[DATA LISTING — start]
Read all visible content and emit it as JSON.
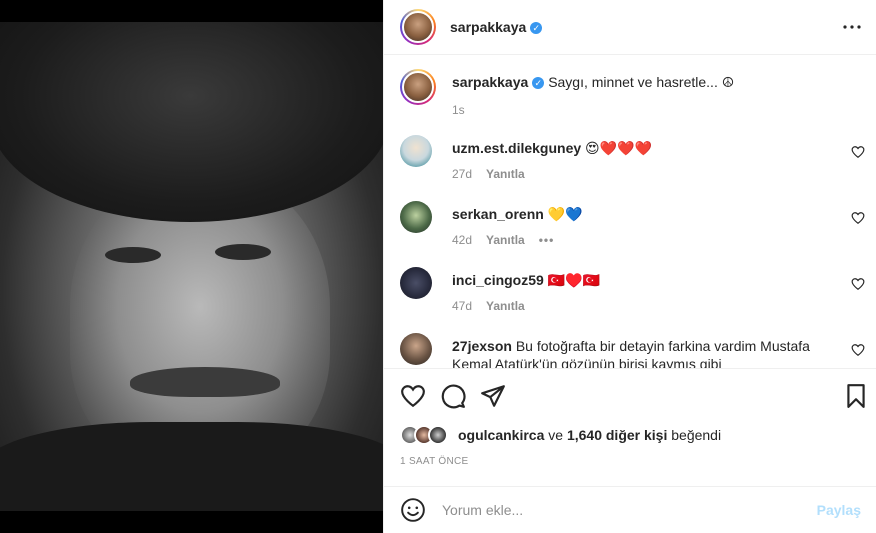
{
  "post": {
    "author": "sarpakkaya",
    "verified_mark": "✓",
    "more_icon": "more-horizontal-icon"
  },
  "caption": {
    "username": "sarpakkaya",
    "text": "Saygı, minnet ve hasretle... ☮",
    "time": "1s"
  },
  "comments": [
    {
      "username": "uzm.est.dilekguney",
      "text": "😍❤️❤️❤️",
      "age": "27d",
      "reply": "Yanıtla",
      "more": ""
    },
    {
      "username": "serkan_orenn",
      "text": "💛💙",
      "age": "42d",
      "reply": "Yanıtla",
      "more": "•••"
    },
    {
      "username": "inci_cingoz59",
      "text": "🇹🇷♥️🇹🇷",
      "age": "47d",
      "reply": "Yanıtla",
      "more": ""
    },
    {
      "username": "27jexson",
      "text": "Bu fotoğrafta bir detayin farkina vardim Mustafa Kemal Atatürk'ün gözünün birisi kaymış gibi",
      "age": "",
      "reply": "",
      "more": ""
    }
  ],
  "likes": {
    "first_user": "ogulcankirca",
    "connector": "ve",
    "others": "1,640 diğer kişi",
    "suffix": "beğendi"
  },
  "timestamp": "1 SAAT ÖNCE",
  "add_comment": {
    "placeholder": "Yorum ekle...",
    "post_label": "Paylaş"
  },
  "colors": {
    "verified": "#3897f0",
    "post_disabled": "#b2dffc",
    "secondary_text": "#8e8e8e"
  }
}
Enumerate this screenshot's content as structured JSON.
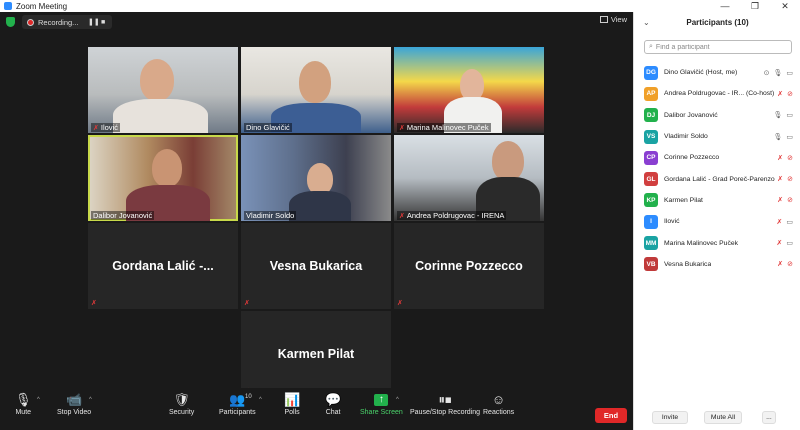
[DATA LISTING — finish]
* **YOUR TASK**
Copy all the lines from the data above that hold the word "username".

* **EXERCISE OUTPUT**
    "username": "sarpakkaya",
      "username": "uzm.est.dilekguney",
      "username": "serkan_orenn",
      "username": "inci_cingoz59",
      "username": "27jexson",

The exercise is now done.